## WHAT YOU NEED TO DO:
Search the records below for the string "code" and copy each line where it turns up.

Page and application data records
>>

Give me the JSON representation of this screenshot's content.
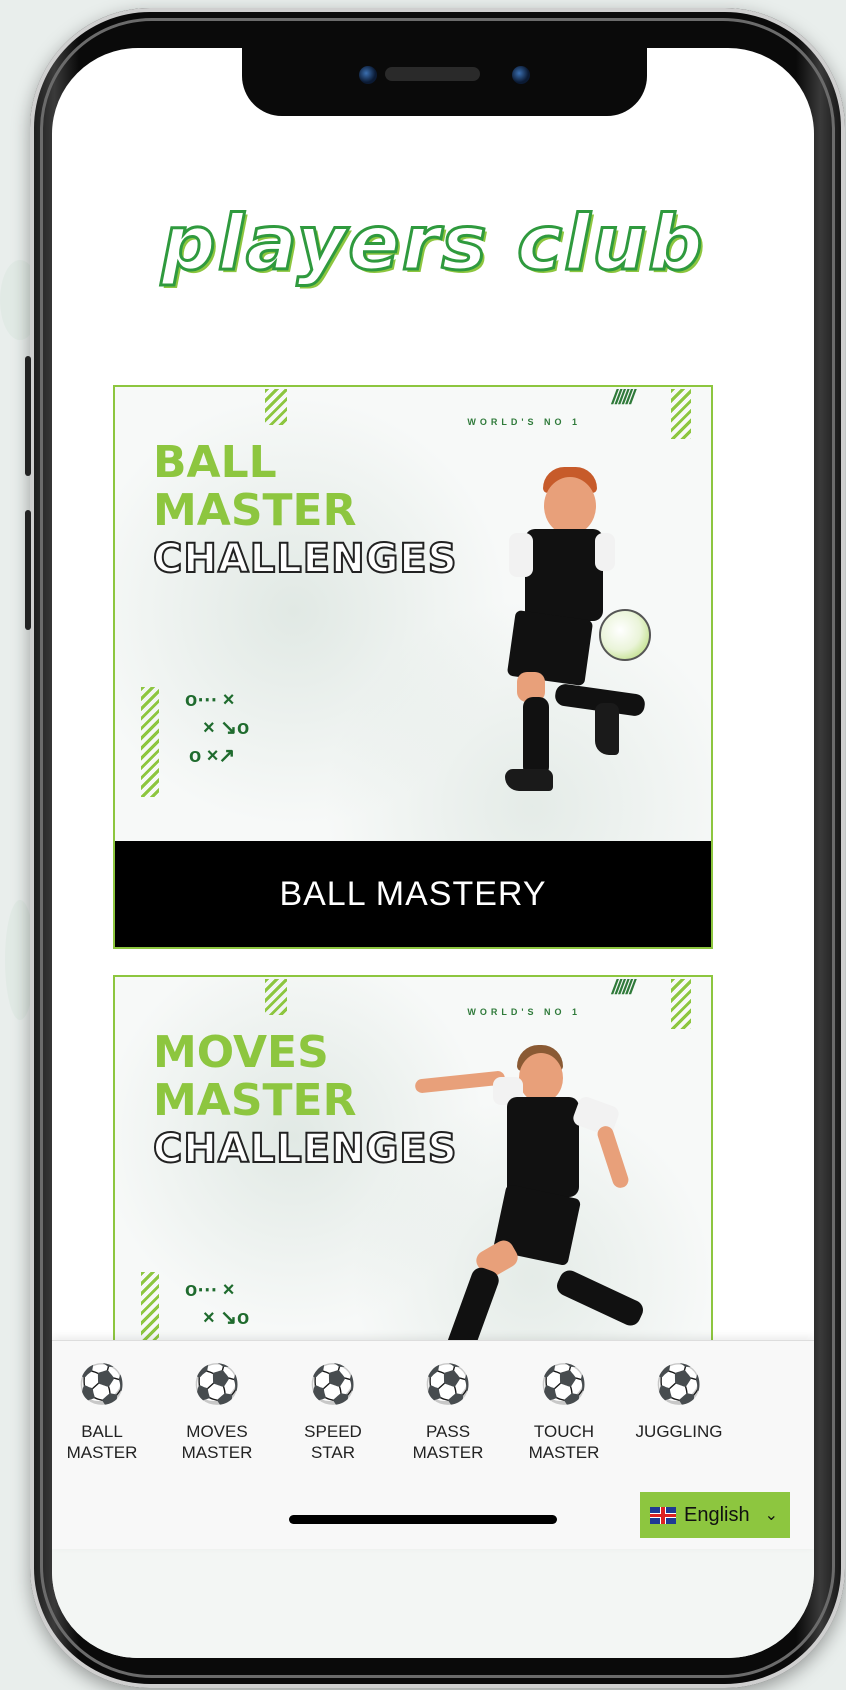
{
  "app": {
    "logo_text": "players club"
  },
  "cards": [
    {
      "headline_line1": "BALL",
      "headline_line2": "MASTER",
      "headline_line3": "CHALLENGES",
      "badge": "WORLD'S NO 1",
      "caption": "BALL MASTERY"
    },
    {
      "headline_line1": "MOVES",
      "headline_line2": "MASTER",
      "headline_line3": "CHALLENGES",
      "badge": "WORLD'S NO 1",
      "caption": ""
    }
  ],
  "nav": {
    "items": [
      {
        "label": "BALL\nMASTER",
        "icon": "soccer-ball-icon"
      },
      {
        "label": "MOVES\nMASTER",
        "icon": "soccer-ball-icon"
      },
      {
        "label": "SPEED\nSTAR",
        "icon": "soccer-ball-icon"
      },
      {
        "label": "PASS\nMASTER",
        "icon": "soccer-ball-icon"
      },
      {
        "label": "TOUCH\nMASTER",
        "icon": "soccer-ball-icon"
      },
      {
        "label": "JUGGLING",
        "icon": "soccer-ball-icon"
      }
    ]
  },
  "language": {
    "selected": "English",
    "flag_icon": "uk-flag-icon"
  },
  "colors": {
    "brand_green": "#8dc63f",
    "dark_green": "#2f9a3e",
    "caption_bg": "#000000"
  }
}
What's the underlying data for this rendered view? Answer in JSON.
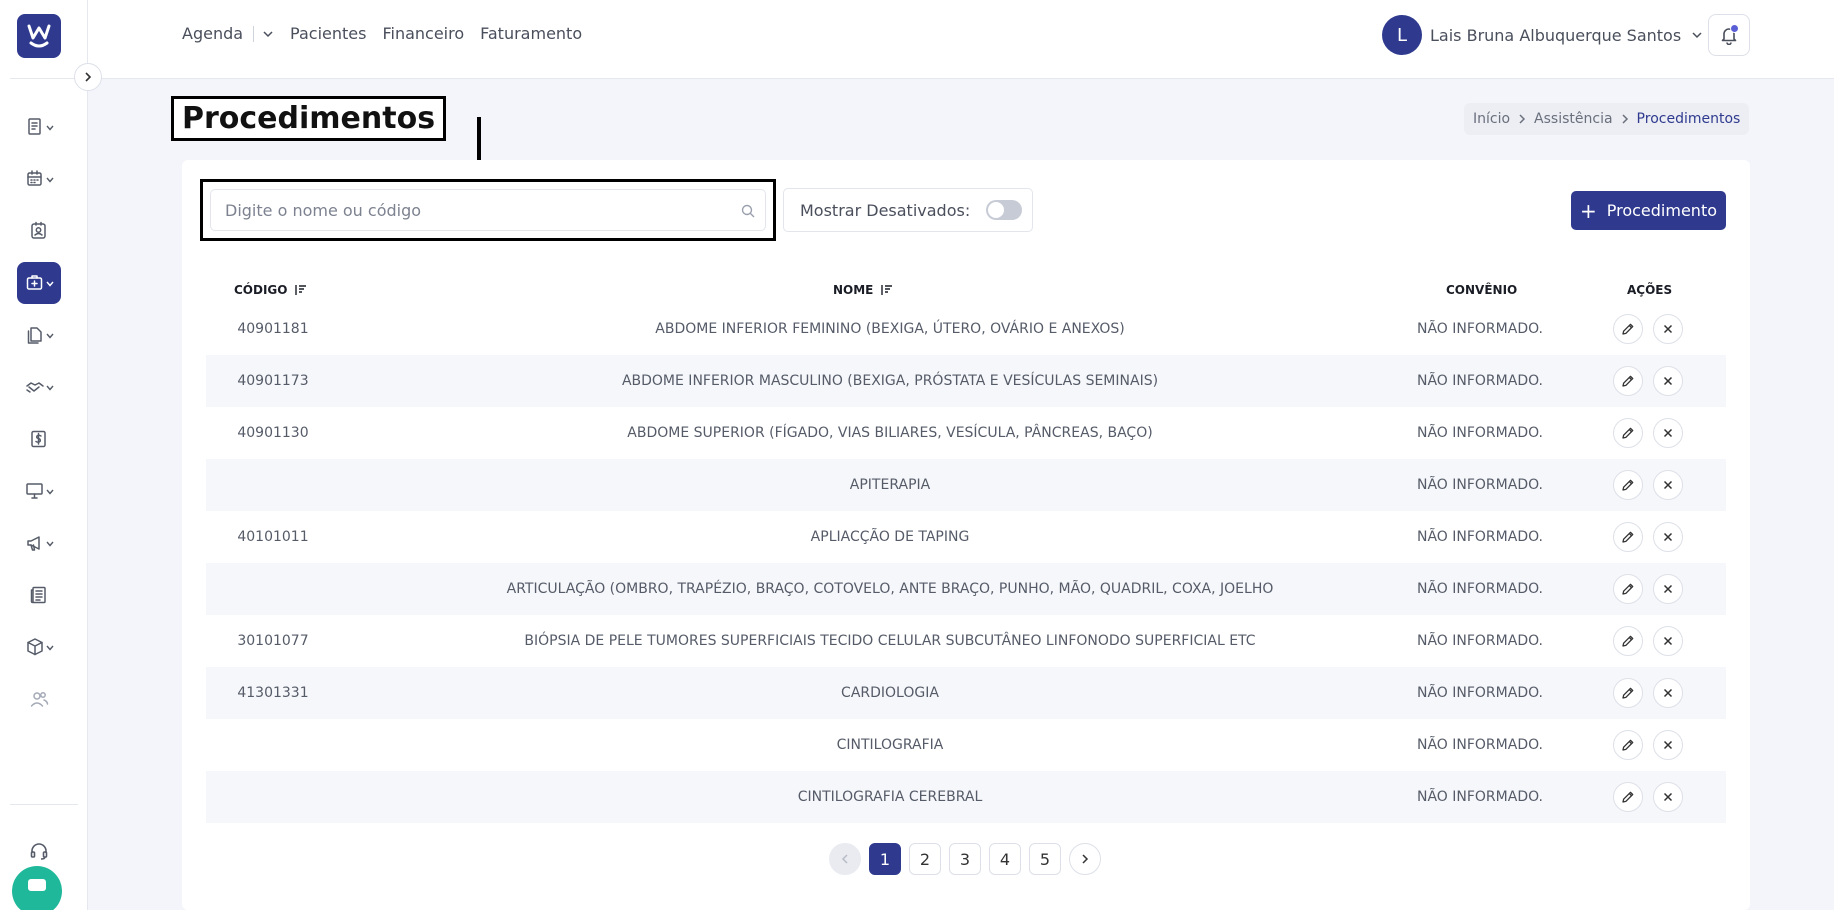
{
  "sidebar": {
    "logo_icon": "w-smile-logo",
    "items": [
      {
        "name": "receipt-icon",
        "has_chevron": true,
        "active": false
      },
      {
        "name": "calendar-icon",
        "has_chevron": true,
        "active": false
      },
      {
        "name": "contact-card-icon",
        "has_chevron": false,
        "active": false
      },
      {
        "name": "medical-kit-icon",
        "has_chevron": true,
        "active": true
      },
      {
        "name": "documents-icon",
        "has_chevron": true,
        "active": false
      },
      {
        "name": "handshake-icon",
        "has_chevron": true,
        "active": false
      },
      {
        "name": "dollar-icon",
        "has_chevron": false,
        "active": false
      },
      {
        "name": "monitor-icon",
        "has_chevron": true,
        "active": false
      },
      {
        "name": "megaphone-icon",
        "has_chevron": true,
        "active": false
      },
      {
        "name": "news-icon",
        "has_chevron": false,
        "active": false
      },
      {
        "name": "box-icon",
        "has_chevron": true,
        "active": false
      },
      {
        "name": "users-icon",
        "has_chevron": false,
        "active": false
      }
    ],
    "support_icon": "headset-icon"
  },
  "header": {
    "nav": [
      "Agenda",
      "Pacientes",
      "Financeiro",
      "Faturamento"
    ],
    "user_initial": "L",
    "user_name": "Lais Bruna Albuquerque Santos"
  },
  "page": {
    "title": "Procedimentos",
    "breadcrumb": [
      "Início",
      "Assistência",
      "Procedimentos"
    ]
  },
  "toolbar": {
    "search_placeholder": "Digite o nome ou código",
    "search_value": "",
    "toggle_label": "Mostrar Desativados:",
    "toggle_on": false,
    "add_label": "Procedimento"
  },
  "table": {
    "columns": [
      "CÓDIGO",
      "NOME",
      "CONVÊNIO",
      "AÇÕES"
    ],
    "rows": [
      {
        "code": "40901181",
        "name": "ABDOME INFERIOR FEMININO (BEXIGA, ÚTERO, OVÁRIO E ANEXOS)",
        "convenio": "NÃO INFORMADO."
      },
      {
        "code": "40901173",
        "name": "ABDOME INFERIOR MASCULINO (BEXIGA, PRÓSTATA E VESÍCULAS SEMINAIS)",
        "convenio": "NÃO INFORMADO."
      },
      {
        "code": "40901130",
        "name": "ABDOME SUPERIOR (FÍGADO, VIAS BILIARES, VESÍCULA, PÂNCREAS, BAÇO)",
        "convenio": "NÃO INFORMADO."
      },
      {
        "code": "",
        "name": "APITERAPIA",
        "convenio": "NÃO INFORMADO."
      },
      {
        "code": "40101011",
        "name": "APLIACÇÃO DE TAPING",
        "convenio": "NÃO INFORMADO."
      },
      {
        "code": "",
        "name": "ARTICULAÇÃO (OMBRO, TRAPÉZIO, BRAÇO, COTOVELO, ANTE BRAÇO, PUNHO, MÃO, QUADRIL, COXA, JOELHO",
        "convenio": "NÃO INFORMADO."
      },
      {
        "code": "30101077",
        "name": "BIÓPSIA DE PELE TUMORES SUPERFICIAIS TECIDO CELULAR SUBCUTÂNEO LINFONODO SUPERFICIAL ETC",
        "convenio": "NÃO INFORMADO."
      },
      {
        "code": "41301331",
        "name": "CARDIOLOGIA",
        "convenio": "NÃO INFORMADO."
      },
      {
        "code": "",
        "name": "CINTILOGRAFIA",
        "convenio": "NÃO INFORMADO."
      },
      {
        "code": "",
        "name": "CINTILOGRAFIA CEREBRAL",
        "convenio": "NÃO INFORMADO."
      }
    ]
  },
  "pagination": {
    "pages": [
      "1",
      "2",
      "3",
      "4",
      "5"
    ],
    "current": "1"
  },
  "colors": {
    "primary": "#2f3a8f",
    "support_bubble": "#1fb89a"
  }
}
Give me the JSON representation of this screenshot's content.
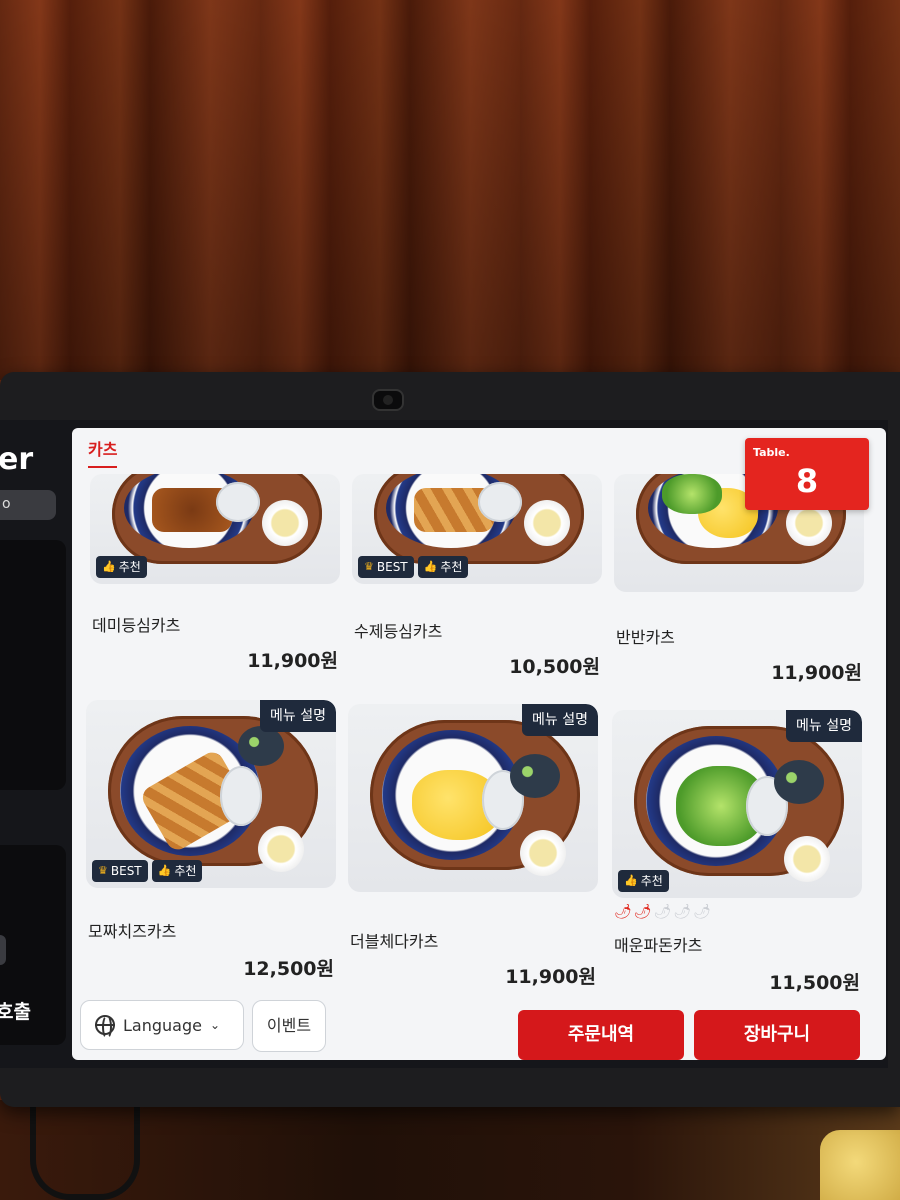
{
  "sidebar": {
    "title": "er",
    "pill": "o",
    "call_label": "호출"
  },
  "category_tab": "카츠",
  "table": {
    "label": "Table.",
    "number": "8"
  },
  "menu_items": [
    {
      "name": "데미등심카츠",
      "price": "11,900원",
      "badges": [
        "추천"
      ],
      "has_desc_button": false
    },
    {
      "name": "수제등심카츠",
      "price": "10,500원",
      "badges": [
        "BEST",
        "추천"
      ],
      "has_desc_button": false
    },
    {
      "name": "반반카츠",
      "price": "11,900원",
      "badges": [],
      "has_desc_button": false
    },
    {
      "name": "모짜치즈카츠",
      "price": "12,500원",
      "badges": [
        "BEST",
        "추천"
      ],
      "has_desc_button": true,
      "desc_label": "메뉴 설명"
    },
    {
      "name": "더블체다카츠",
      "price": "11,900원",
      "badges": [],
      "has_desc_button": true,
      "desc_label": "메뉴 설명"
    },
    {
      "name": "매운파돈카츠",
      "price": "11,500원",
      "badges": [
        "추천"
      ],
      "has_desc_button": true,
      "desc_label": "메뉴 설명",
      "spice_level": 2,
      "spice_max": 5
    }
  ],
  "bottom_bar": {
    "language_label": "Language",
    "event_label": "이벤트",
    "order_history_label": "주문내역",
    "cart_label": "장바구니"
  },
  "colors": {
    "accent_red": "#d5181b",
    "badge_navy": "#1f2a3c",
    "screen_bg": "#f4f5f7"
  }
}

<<

## TASK ANSWER:
        "code": "40901181",
        "code": "40901173",
        "code": "40901130",
        "code": "",
        "code": "40101011",
        "code": "",
        "code": "30101077",
        "code": "41301331",
        "code": "",
        "code": "",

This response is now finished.